  #60  
Old 07-14-2013, 11:27 PM
Sciencewoman's Avatar
Sciencewoman Sciencewoman is offline
GreekChat Member
 
Join Date: May 2007
Location: Michigan
Posts: 3,758
Quote:
Originally Posted by SWTXBelle View Post
Here is the story as I was told:

During one of Gamma Phi's first initiations at Syracuse (sometimes reported to be THE first) a lovely after-initiation feast was laid out to be enjoyed by all the sisters. While they were performing the initiation, SOMEONE (Alpha Phi? Helen M. Dodge had been asked to become an Alpha Phi but declined, and then there is always friendly panhellenic rivalry. Fraternity boys playing a prank? We'll never know!) stole everything for the banquet - except, you guessed it, peanuts and olives. So now they are the traditional food served by Gamma Phis. We even have "The Peanuts and Olive Song".
This is similar to the version we were told. According to The Legacy of Gamma Phi Beta, there are two other common myths:

Myth #2: Someone comes to visit the Alpha chapter, but the only refreshments that can be found are peanuts and olives...which are served graciously.

Myth #3: A young Alpha chapter member is assigned the duty of arranging food for a rush event. She gets busy, distracted, etc. and forgets to get the food. Right before the event, she rushes to the cupboard, but only peanuts and olives are available (which are served graciously).

The real story, as told by Founder E. Adeline Curtis and affirmed by the first pledge, Clara Worden, goes as follows. It actually reminds me of the cookie shine.

Apparently, simple buffet banquets were popular in the late 1800s. Eva Seymour (1885) invited Alpha chapter to what she termed a "chocolatetaire," in which chocolate was served in many forms. A few weeks later another member entertained the chapter. One of the featured refreshments was peanuts and olives. The guests dubbed the event a "peanutetaire." The combination so captivated the fancy or the appetite of these college women that they straightaway adopted the peanut and olive spread as one of the features of their informal gatherings.

According to the Legacy, when this "true account" was published in the Crescent in 1998, IH received quite a few e-mails from indignant members who questioned this account and defended their own chapter's version of the origin.

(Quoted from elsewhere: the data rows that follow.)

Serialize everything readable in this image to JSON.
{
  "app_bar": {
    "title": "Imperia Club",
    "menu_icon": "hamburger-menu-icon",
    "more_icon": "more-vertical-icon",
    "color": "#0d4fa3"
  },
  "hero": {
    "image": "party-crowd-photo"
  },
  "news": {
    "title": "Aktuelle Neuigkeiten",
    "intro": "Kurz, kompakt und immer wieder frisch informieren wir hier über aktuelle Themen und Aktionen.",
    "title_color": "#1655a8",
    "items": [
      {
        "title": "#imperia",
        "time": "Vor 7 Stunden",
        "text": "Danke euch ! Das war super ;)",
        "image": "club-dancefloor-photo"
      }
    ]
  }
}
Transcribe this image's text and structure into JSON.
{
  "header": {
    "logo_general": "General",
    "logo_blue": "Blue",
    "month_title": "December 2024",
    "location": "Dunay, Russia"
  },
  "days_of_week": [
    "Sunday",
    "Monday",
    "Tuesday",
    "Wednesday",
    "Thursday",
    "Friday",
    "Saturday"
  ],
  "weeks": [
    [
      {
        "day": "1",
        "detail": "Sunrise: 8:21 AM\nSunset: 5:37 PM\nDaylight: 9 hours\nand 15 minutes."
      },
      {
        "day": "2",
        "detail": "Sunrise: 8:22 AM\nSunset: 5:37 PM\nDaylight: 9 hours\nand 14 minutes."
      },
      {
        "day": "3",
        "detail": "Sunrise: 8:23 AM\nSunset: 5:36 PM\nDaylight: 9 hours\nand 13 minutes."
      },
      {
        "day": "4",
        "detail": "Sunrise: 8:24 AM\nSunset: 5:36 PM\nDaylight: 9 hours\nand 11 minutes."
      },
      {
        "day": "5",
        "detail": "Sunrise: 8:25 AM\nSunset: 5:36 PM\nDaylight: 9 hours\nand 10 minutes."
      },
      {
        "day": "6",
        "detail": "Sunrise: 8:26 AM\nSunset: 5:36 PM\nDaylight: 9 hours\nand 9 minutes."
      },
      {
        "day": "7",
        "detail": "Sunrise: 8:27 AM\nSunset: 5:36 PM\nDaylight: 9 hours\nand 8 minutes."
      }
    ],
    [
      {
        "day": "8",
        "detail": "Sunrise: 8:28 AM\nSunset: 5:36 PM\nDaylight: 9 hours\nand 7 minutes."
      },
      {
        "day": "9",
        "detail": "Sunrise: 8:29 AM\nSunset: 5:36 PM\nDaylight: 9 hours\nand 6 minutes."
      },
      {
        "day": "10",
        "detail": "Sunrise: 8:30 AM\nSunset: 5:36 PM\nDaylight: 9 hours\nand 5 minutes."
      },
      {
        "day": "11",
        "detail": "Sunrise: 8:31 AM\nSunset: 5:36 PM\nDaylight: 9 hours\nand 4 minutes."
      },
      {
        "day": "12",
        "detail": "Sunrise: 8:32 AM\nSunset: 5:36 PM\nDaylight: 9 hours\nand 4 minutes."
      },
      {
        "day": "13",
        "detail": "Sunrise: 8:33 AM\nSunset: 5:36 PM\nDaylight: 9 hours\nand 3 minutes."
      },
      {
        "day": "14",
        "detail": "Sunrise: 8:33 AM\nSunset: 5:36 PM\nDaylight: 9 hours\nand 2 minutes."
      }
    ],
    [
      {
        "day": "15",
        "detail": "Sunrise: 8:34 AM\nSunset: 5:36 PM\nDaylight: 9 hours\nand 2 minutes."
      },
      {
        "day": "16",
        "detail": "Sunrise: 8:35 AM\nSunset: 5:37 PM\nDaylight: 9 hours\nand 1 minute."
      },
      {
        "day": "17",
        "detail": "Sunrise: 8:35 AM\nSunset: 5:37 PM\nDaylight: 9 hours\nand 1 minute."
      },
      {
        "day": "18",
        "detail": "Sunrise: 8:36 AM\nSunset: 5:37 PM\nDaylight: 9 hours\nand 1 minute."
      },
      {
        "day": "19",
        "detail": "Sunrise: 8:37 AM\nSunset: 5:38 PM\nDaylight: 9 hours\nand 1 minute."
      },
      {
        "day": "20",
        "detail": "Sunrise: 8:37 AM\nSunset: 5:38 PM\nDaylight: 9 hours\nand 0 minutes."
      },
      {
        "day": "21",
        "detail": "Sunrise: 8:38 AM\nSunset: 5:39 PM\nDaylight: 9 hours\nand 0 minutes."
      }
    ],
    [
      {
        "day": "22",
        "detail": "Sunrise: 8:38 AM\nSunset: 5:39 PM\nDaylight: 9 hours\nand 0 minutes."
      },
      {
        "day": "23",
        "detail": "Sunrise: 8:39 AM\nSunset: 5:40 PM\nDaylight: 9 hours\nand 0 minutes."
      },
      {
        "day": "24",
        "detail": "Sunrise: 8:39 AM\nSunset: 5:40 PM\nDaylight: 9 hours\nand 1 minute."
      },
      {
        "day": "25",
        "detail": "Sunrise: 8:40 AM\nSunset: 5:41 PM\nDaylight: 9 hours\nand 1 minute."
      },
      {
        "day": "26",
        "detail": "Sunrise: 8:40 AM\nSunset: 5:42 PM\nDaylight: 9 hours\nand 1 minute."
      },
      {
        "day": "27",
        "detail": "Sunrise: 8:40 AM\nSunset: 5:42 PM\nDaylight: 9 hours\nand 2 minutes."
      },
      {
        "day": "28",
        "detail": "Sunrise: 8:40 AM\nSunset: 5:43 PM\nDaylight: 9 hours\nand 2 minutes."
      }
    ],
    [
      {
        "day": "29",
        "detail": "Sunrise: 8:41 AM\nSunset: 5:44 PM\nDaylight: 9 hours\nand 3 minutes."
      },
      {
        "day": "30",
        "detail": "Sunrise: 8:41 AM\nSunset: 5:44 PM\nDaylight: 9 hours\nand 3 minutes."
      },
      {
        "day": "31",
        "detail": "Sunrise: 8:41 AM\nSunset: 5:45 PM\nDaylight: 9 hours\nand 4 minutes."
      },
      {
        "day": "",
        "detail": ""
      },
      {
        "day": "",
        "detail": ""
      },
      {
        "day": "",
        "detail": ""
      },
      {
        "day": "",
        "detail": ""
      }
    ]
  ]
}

I also want to know about the tomatoes story.
__________________
Gamma Phi Beta

Last edited by Sciencewoman; 07-14-2013 at 11:29 PM.
Reply With Quote